Independence Day is a birthday party. As such, it is usually considered poor form to talk about the guest of honor's bad behavior in the past or present, dwell on his or her moral and ethical shortcomings, or stage an intervention about their excessive drug of alcohol use.
I am a poor guest because while drinking and eating the host's food, I would still tell them the truth about themselves if so provoked and pushed. But, I promise to be on good behavior today. I will do my obligatory read of Frederick Douglass' "What to the Slave is the 4th of July?", meditating on the little known fact that more blacks fought for the British than the colonies during the Revolutionary War, playing a few rounds of Empire: Total War, and watching Dr. Gerald Horn's interview on Democracy Now where he details how the notion of freedom as understood by white colonial rebels was constructed around their ability to enslave black people.
During the Revolutionary War and the battle for American independence, "liberty was in the air" and black Americans found ways, as we always have, to further our own struggle for liberty and full citizenship rights.
July 4th is a special day for Americans; July 4th is likely just another day on the calender for the rest of the world.
July 4th has history. Given the 100th anniversary of World War One, I was curious as to what major events occurred on that day during the Great War.
Of course, there were the obligatory parades commemorating American independence from the British (this set of photos is a very rich example of how World War One was a means for white ethnics and others to become "fully American" because military service and martial prowess demonstrated their bonafides as members of a "masculine" and "robust" race).

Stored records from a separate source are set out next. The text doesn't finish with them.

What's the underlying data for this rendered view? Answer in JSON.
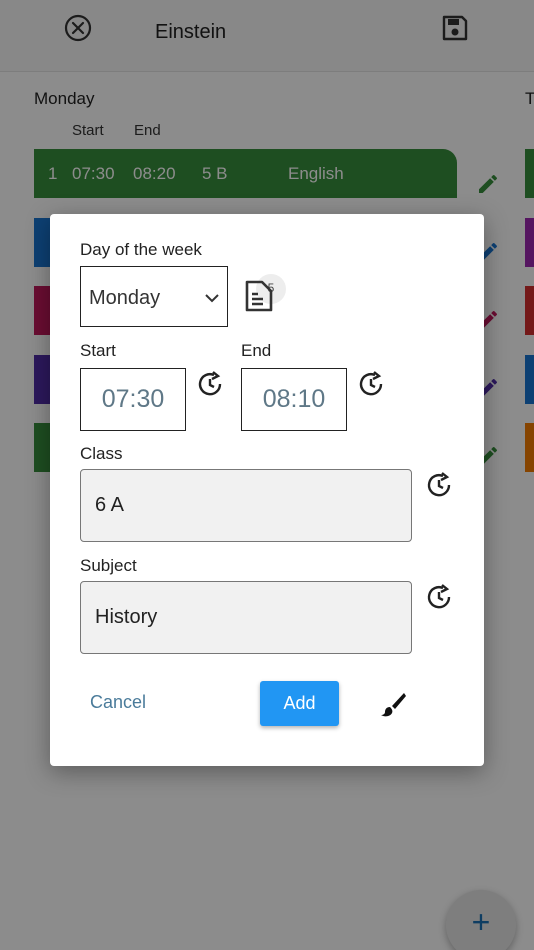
{
  "appbar": {
    "title": "Einstein",
    "close_icon": "close-circle-icon",
    "save_icon": "save-icon"
  },
  "schedule": {
    "day": "Monday",
    "next_day_initial": "T",
    "columns": {
      "start": "Start",
      "end": "End"
    },
    "first_lesson": {
      "num": "1",
      "start": "07:30",
      "end": "08:20",
      "class": "5 B",
      "subject": "English",
      "color": "#388e3c"
    },
    "strip_colors": [
      "#1976d2",
      "#c2185b",
      "#512da8",
      "#388e3c"
    ],
    "right_strip_colors": [
      "#388e3c",
      "#9c27b0",
      "#d32f2f",
      "#1976d2",
      "#f57c00"
    ]
  },
  "dialog": {
    "day_label": "Day of the week",
    "day_value": "Monday",
    "lesson_count_badge": "5",
    "start_label": "Start",
    "start_value": "07:30",
    "end_label": "End",
    "end_value": "08:10",
    "class_label": "Class",
    "class_value": "6 A",
    "subject_label": "Subject",
    "subject_value": "History",
    "cancel_label": "Cancel",
    "add_label": "Add"
  },
  "fab": {
    "label": "+"
  },
  "colors": {
    "accent": "#2196f3",
    "time_text": "#5f7887",
    "cancel_text": "#4a7b9a"
  }
}
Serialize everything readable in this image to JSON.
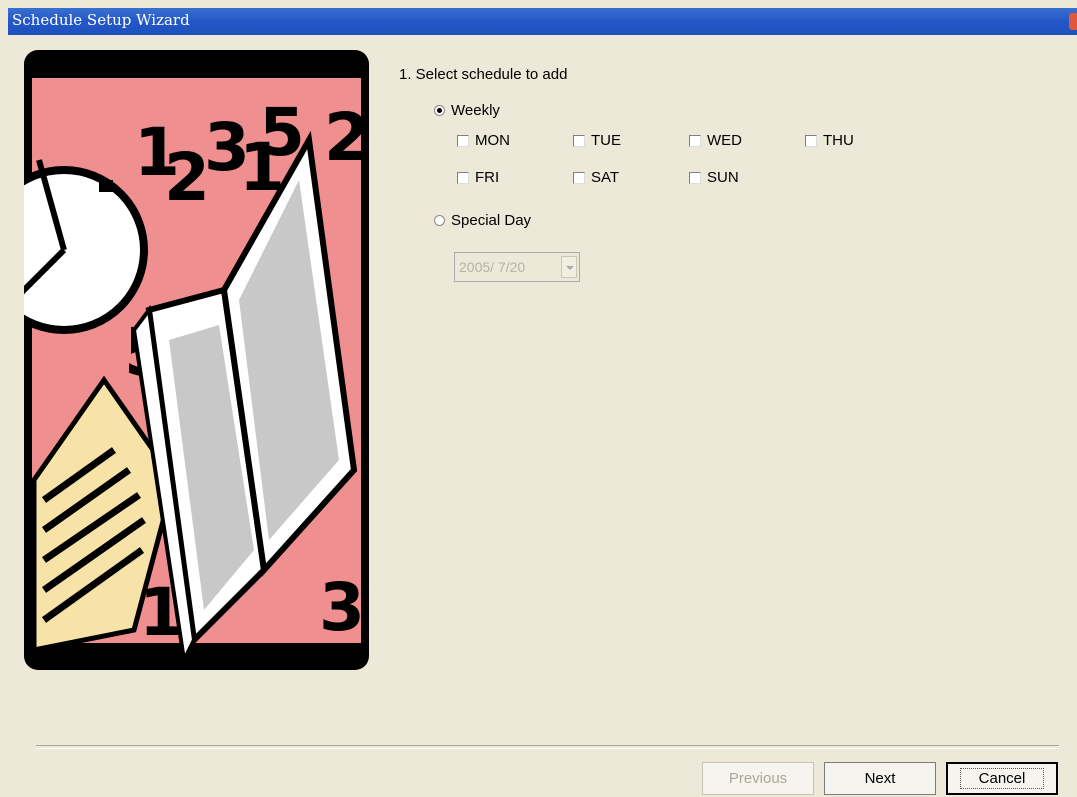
{
  "window": {
    "title": "Schedule Setup Wizard"
  },
  "step": {
    "caption": "1. Select schedule to add"
  },
  "weekly": {
    "label": "Weekly",
    "selected": true,
    "days": [
      {
        "label": "MON",
        "checked": false
      },
      {
        "label": "TUE",
        "checked": false
      },
      {
        "label": "WED",
        "checked": false
      },
      {
        "label": "THU",
        "checked": false
      },
      {
        "label": "FRI",
        "checked": false
      },
      {
        "label": "SAT",
        "checked": false
      },
      {
        "label": "SUN",
        "checked": false
      }
    ]
  },
  "special": {
    "label": "Special Day",
    "selected": false,
    "date_value": "2005/ 7/20",
    "disabled": true
  },
  "buttons": {
    "previous": "Previous",
    "next": "Next",
    "cancel": "Cancel"
  },
  "colors": {
    "title_bar": "#2457c7",
    "dialog_bg": "#ece9d8",
    "illustration_pink": "#f08a8a"
  },
  "icons": [
    "close-icon",
    "dropdown-arrow-icon"
  ]
}
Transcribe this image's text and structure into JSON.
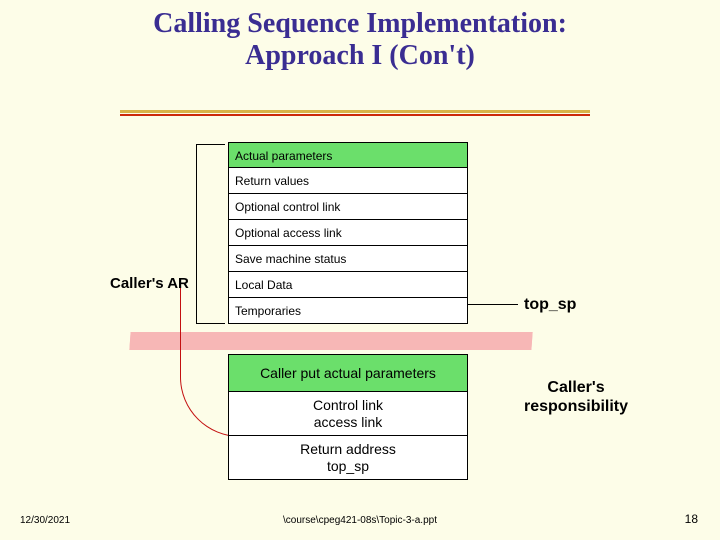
{
  "title_line1": "Calling Sequence Implementation:",
  "title_line2": "Approach I (Con't)",
  "stack1": {
    "r1": "Actual parameters",
    "r2": "Return values",
    "r3": "Optional control link",
    "r4": "Optional access link",
    "r5": "Save machine status",
    "r6": "Local Data",
    "r7": "Temporaries"
  },
  "stack2": {
    "r1": "Caller put actual parameters",
    "r2a": "Control link",
    "r2b": "access link",
    "r3a": "Return address",
    "r3b": "top_sp"
  },
  "labels": {
    "callers_ar": "Caller's AR",
    "top_sp": "top_sp",
    "callers_resp_1": "Caller's",
    "callers_resp_2": "responsibility"
  },
  "footer": {
    "date": "12/30/2021",
    "path": "\\course\\cpeg421-08s\\Topic-3-a.ppt",
    "page": "18"
  }
}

On the killing fields of Europe, July 4th, 1918 was the day when one of the most important battles of World War 1--and of the 20th century--took place. The Battle of Hamel involved a coordinated assault by Australian, British, and American forces (that latter being used in an offensive role for the first time during the war) which subsequently defeated the Germans.
Military historians consider the Battle of Hamel to be the beginning of "modern" warfare because it involved the use of "combined arms" (infantry; armor; planes; artillery). Hamel was also important because the Allied victory that day, and the strategies deployed during the engagement, would foreshadow the defeat of the Entente powers in the months to follow. The combined arms approach used at the Battle of Hamel is not much different from the strategies and tactics that remain the bedrock of military planning in the 21st century.
Do you have any July 4th factoids or other random bits of information (related or not to this day) to share? What are your weekend plans and any BBQ mishaps to report?